Segment Start: Information provided

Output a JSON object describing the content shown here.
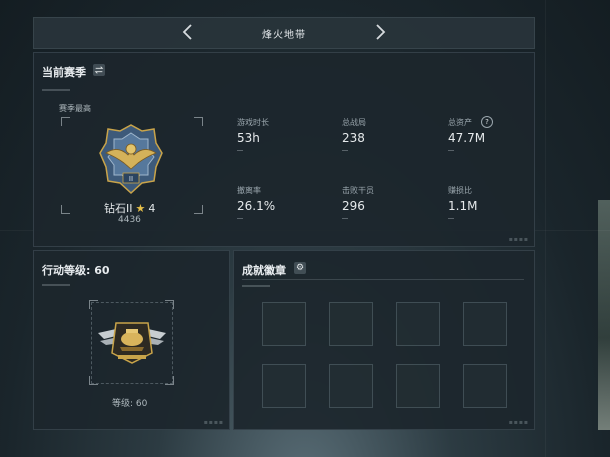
{
  "header": {
    "title": "烽火地带"
  },
  "season": {
    "title": "当前赛季",
    "best_label": "赛季最高",
    "rank_name": "钻石II",
    "rank_stars": "4",
    "rank_score": "4436",
    "stats": [
      {
        "label": "游戏时长",
        "value": "53h"
      },
      {
        "label": "总战局",
        "value": "238"
      },
      {
        "label": "总资产",
        "value": "47.7M",
        "help": "?"
      },
      {
        "label": "撤离率",
        "value": "26.1%"
      },
      {
        "label": "击败干员",
        "value": "296"
      },
      {
        "label": "赚损比",
        "value": "1.1M"
      }
    ]
  },
  "action_level": {
    "title": "行动等级: 60",
    "level_text": "等级: 60"
  },
  "achievements": {
    "title": "成就徽章",
    "slots": 8
  },
  "icons": {
    "prev": "chevron-left-icon",
    "next": "chevron-right-icon",
    "swap": "swap-icon",
    "settings": "gear-icon",
    "help": "help-icon",
    "star": "star-icon"
  },
  "colors": {
    "accent_gold": "#c9a44a",
    "rank_blue": "#4a6a8c"
  }
}
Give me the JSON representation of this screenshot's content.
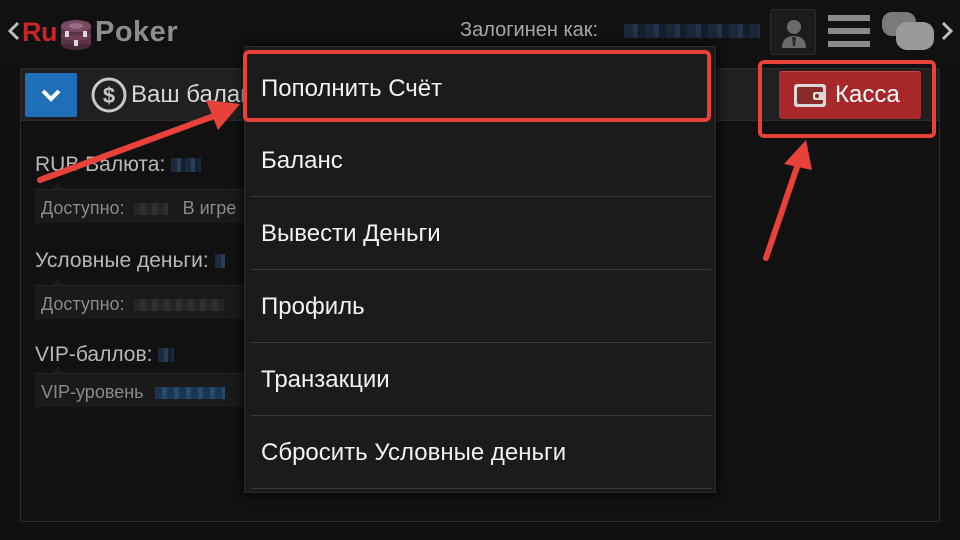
{
  "header": {
    "logo_ru": "Ru",
    "logo_poker": "Poker",
    "login_label": "Залогинен как:"
  },
  "balance": {
    "title": "Ваш баланс",
    "cashier_label": "Касса",
    "rub_label": "RUB Валюта:",
    "rub_available_label": "Доступно:",
    "rub_ingame_label": "В игре",
    "play_money_label": "Условные деньги:",
    "play_money_available_label": "Доступно:",
    "vip_label": "VIP-баллов:",
    "vip_level_label": "VIP-уровень"
  },
  "dropdown": {
    "items": [
      "Пополнить Счёт",
      "Баланс",
      "Вывести Деньги",
      "Профиль",
      "Транзакции",
      "Сбросить Условные деньги"
    ]
  },
  "colors": {
    "accent_blue": "#1f6fb8",
    "cashier_red": "#a8272a",
    "annotation_red": "#e8413a",
    "background": "#101010"
  },
  "icons": [
    "back-arrow-icon",
    "poker-chip-icon",
    "avatar-icon",
    "menu-icon",
    "chat-icon",
    "forward-arrow-icon",
    "chevron-down-icon",
    "dollar-coin-icon",
    "wallet-icon"
  ]
}
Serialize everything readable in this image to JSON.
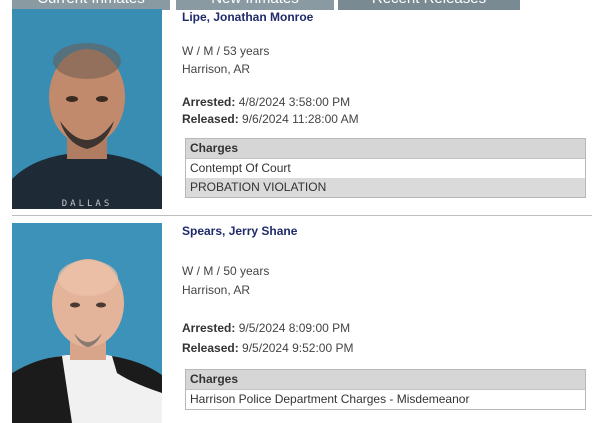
{
  "tabs": [
    {
      "label": "Current Inmates"
    },
    {
      "label": "New Inmates"
    },
    {
      "label": "Recent Releases"
    }
  ],
  "releases": [
    {
      "name": "Lipe, Jonathan Monroe",
      "demographics": "W / M / 53 years",
      "location": "Harrison, AR",
      "arrested_label": "Arrested:",
      "arrested": "4/8/2024 3:58:00 PM",
      "released_label": "Released:",
      "released": "9/6/2024 11:28:00 AM",
      "charges_header": "Charges",
      "charges": [
        "Contempt Of Court",
        "PROBATION VIOLATION"
      ],
      "shirt_text": "DALLAS"
    },
    {
      "name": "Spears, Jerry Shane",
      "demographics": "W / M / 50 years",
      "location": "Harrison, AR",
      "arrested_label": "Arrested:",
      "arrested": "9/5/2024 8:09:00 PM",
      "released_label": "Released:",
      "released": "9/5/2024 9:52:00 PM",
      "charges_header": "Charges",
      "charges": [
        "Harrison Police Department Charges - Misdemeanor"
      ]
    }
  ],
  "colors": {
    "name_link": "#1f2b6a",
    "charges_header_bg": "#d6d6d6",
    "tab_bg": "#8a9aa2",
    "photo_backdrop": "#3a8fb5"
  }
}
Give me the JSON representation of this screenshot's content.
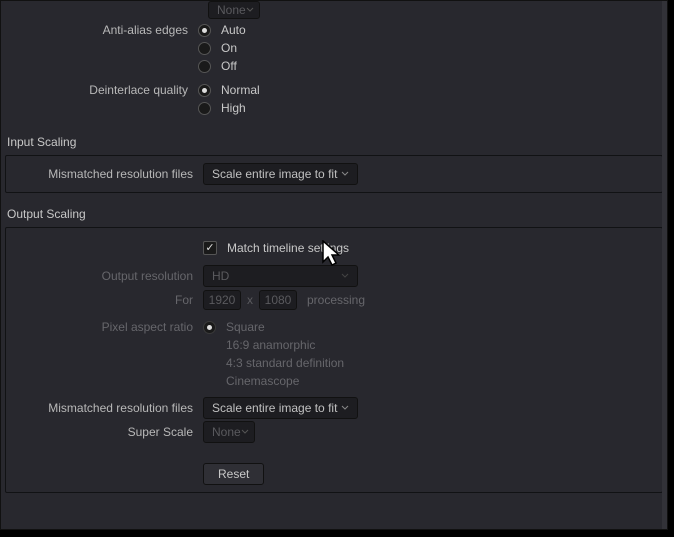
{
  "anti_alias": {
    "label": "Anti-alias edges",
    "options": [
      "Auto",
      "On",
      "Off"
    ],
    "selected": "Auto"
  },
  "deinterlace": {
    "label": "Deinterlace quality",
    "options": [
      "Normal",
      "High"
    ],
    "selected": "Normal"
  },
  "top_none": {
    "value": "None"
  },
  "input_scaling": {
    "header": "Input Scaling",
    "mismatch_label": "Mismatched resolution files",
    "mismatch_value": "Scale entire image to fit"
  },
  "output_scaling": {
    "header": "Output Scaling",
    "match_timeline": "Match timeline settings",
    "match_checked": true,
    "res_label": "Output resolution",
    "res_value": "HD",
    "for_label": "For",
    "width": "1920",
    "x": "x",
    "height": "1080",
    "processing": "processing",
    "par_label": "Pixel aspect ratio",
    "par_options": [
      "Square",
      "16:9 anamorphic",
      "4:3 standard definition",
      "Cinemascope"
    ],
    "par_selected": "Square",
    "mismatch_label": "Mismatched resolution files",
    "mismatch_value": "Scale entire image to fit",
    "super_label": "Super Scale",
    "super_value": "None",
    "reset": "Reset"
  }
}
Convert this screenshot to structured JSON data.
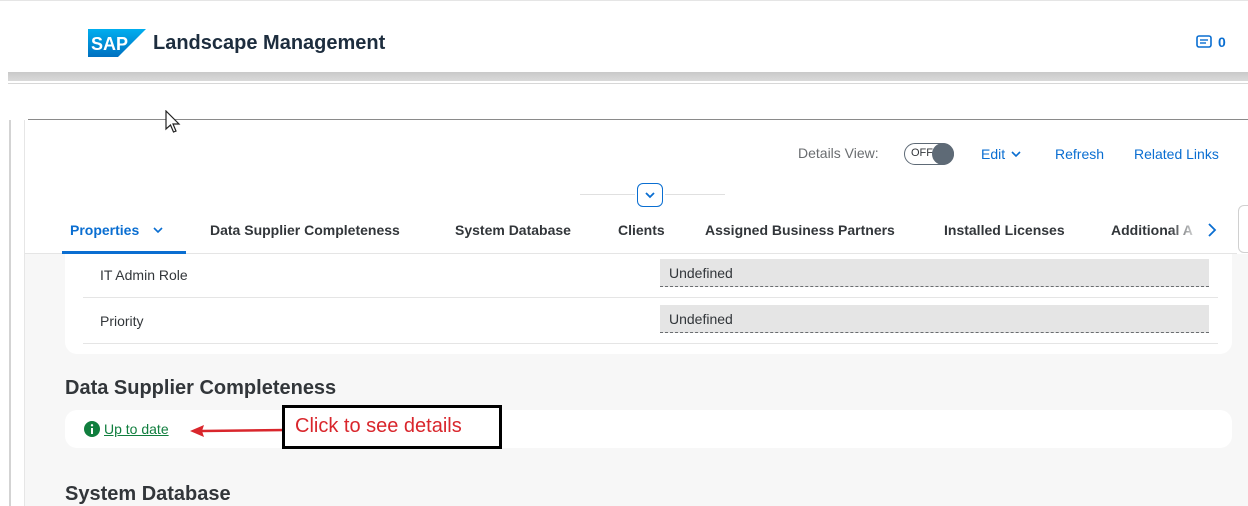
{
  "header": {
    "logo_text": "SAP",
    "app_title": "Landscape Management",
    "notifications_count": "0",
    "notifications_icon": "message-icon"
  },
  "object_header": {
    "details_view_label": "Details View:",
    "details_view_toggle": "OFF",
    "edit_label": "Edit",
    "refresh_label": "Refresh",
    "related_links_label": "Related Links"
  },
  "tabs": [
    {
      "label": "Properties",
      "active": true
    },
    {
      "label": "Data Supplier Completeness"
    },
    {
      "label": "System Database"
    },
    {
      "label": "Clients"
    },
    {
      "label": "Assigned Business Partners"
    },
    {
      "label": "Installed Licenses"
    },
    {
      "label": "Additional A"
    }
  ],
  "properties": [
    {
      "label": "IT Admin Role",
      "value": "Undefined"
    },
    {
      "label": "Priority",
      "value": "Undefined"
    }
  ],
  "data_supplier": {
    "title": "Data Supplier Completeness",
    "status_link": "Up to date",
    "callout": "Click to see details"
  },
  "system_database": {
    "title": "System Database"
  },
  "colors": {
    "accent": "#0a6ed1",
    "success": "#107e3e",
    "callout_text": "#d9262c"
  }
}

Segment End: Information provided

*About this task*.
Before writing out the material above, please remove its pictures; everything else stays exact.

*Answer section*.
Output a JSON object describing the content shown here.
{
  "header": {
    "title": "烽火地带"
  },
  "season": {
    "title": "当前赛季",
    "best_label": "赛季最高",
    "rank_name": "钻石II",
    "rank_stars": "4",
    "rank_score": "4436",
    "stats": [
      {
        "label": "游戏时长",
        "value": "53h"
      },
      {
        "label": "总战局",
        "value": "238"
      },
      {
        "label": "总资产",
        "value": "47.7M",
        "help": "?"
      },
      {
        "label": "撤离率",
        "value": "26.1%"
      },
      {
        "label": "击败干员",
        "value": "296"
      },
      {
        "label": "赚损比",
        "value": "1.1M"
      }
    ]
  },
  "action_level": {
    "title": "行动等级: 60",
    "level_text": "等级: 60"
  },
  "achievements": {
    "title": "成就徽章",
    "slots": 8
  },
  "icons": {
    "prev": "chevron-left-icon",
    "next": "chevron-right-icon",
    "swap": "swap-icon",
    "settings": "gear-icon",
    "help": "help-icon",
    "star": "star-icon"
  },
  "colors": {
    "accent_gold": "#c9a44a",
    "rank_blue": "#4a6a8c"
  }
}
Give me the JSON representation of this screenshot's content.
{
  "header": {
    "logo_ru": "Ru",
    "logo_poker": "Poker",
    "login_label": "Залогинен как:"
  },
  "balance": {
    "title": "Ваш баланс",
    "cashier_label": "Касса",
    "rub_label": "RUB Валюта:",
    "rub_available_label": "Доступно:",
    "rub_ingame_label": "В игре",
    "play_money_label": "Условные деньги:",
    "play_money_available_label": "Доступно:",
    "vip_label": "VIP-баллов:",
    "vip_level_label": "VIP-уровень"
  },
  "dropdown": {
    "items": [
      "Пополнить Счёт",
      "Баланс",
      "Вывести Деньги",
      "Профиль",
      "Транзакции",
      "Сбросить Условные деньги"
    ]
  },
  "colors": {
    "accent_blue": "#1f6fb8",
    "cashier_red": "#a8272a",
    "annotation_red": "#e8413a",
    "background": "#101010"
  },
  "icons": [
    "back-arrow-icon",
    "poker-chip-icon",
    "avatar-icon",
    "menu-icon",
    "chat-icon",
    "forward-arrow-icon",
    "chevron-down-icon",
    "dollar-coin-icon",
    "wallet-icon"
  ]
}
Serialize everything readable in this image to JSON.
{
  "tabs": [
    {
      "label": "Current Inmates"
    },
    {
      "label": "New Inmates"
    },
    {
      "label": "Recent Releases"
    }
  ],
  "releases": [
    {
      "name": "Lipe, Jonathan Monroe",
      "demographics": "W / M / 53 years",
      "location": "Harrison, AR",
      "arrested_label": "Arrested:",
      "arrested": "4/8/2024 3:58:00 PM",
      "released_label": "Released:",
      "released": "9/6/2024 11:28:00 AM",
      "charges_header": "Charges",
      "charges": [
        "Contempt Of Court",
        "PROBATION VIOLATION"
      ],
      "shirt_text": "DALLAS"
    },
    {
      "name": "Spears, Jerry Shane",
      "demographics": "W / M / 50 years",
      "location": "Harrison, AR",
      "arrested_label": "Arrested:",
      "arrested": "9/5/2024 8:09:00 PM",
      "released_label": "Released:",
      "released": "9/5/2024 9:52:00 PM",
      "charges_header": "Charges",
      "charges": [
        "Harrison Police Department Charges - Misdemeanor"
      ]
    }
  ],
  "colors": {
    "name_link": "#1f2b6a",
    "charges_header_bg": "#d6d6d6",
    "tab_bg": "#8a9aa2",
    "photo_backdrop": "#3a8fb5"
  }
}
Give me the JSON representation of this screenshot's content.
{
  "anti_alias": {
    "label": "Anti-alias edges",
    "options": [
      "Auto",
      "On",
      "Off"
    ],
    "selected": "Auto"
  },
  "deinterlace": {
    "label": "Deinterlace quality",
    "options": [
      "Normal",
      "High"
    ],
    "selected": "Normal"
  },
  "top_none": {
    "value": "None"
  },
  "input_scaling": {
    "header": "Input Scaling",
    "mismatch_label": "Mismatched resolution files",
    "mismatch_value": "Scale entire image to fit"
  },
  "output_scaling": {
    "header": "Output Scaling",
    "match_timeline": "Match timeline settings",
    "match_checked": true,
    "res_label": "Output resolution",
    "res_value": "HD",
    "for_label": "For",
    "width": "1920",
    "x": "x",
    "height": "1080",
    "processing": "processing",
    "par_label": "Pixel aspect ratio",
    "par_options": [
      "Square",
      "16:9 anamorphic",
      "4:3 standard definition",
      "Cinemascope"
    ],
    "par_selected": "Square",
    "mismatch_label": "Mismatched resolution files",
    "mismatch_value": "Scale entire image to fit",
    "super_label": "Super Scale",
    "super_value": "None",
    "reset": "Reset"
  }
}
Convert this screenshot to structured JSON data.
{
  "header": {
    "logo_text": "SAP",
    "app_title": "Landscape Management",
    "notifications_count": "0",
    "notifications_icon": "message-icon"
  },
  "object_header": {
    "details_view_label": "Details View:",
    "details_view_toggle": "OFF",
    "edit_label": "Edit",
    "refresh_label": "Refresh",
    "related_links_label": "Related Links"
  },
  "tabs": [
    {
      "label": "Properties",
      "active": true
    },
    {
      "label": "Data Supplier Completeness"
    },
    {
      "label": "System Database"
    },
    {
      "label": "Clients"
    },
    {
      "label": "Assigned Business Partners"
    },
    {
      "label": "Installed Licenses"
    },
    {
      "label": "Additional A"
    }
  ],
  "properties": [
    {
      "label": "IT Admin Role",
      "value": "Undefined"
    },
    {
      "label": "Priority",
      "value": "Undefined"
    }
  ],
  "data_supplier": {
    "title": "Data Supplier Completeness",
    "status_link": "Up to date",
    "callout": "Click to see details"
  },
  "system_database": {
    "title": "System Database"
  },
  "colors": {
    "accent": "#0a6ed1",
    "success": "#107e3e",
    "callout_text": "#d9262c"
  }
}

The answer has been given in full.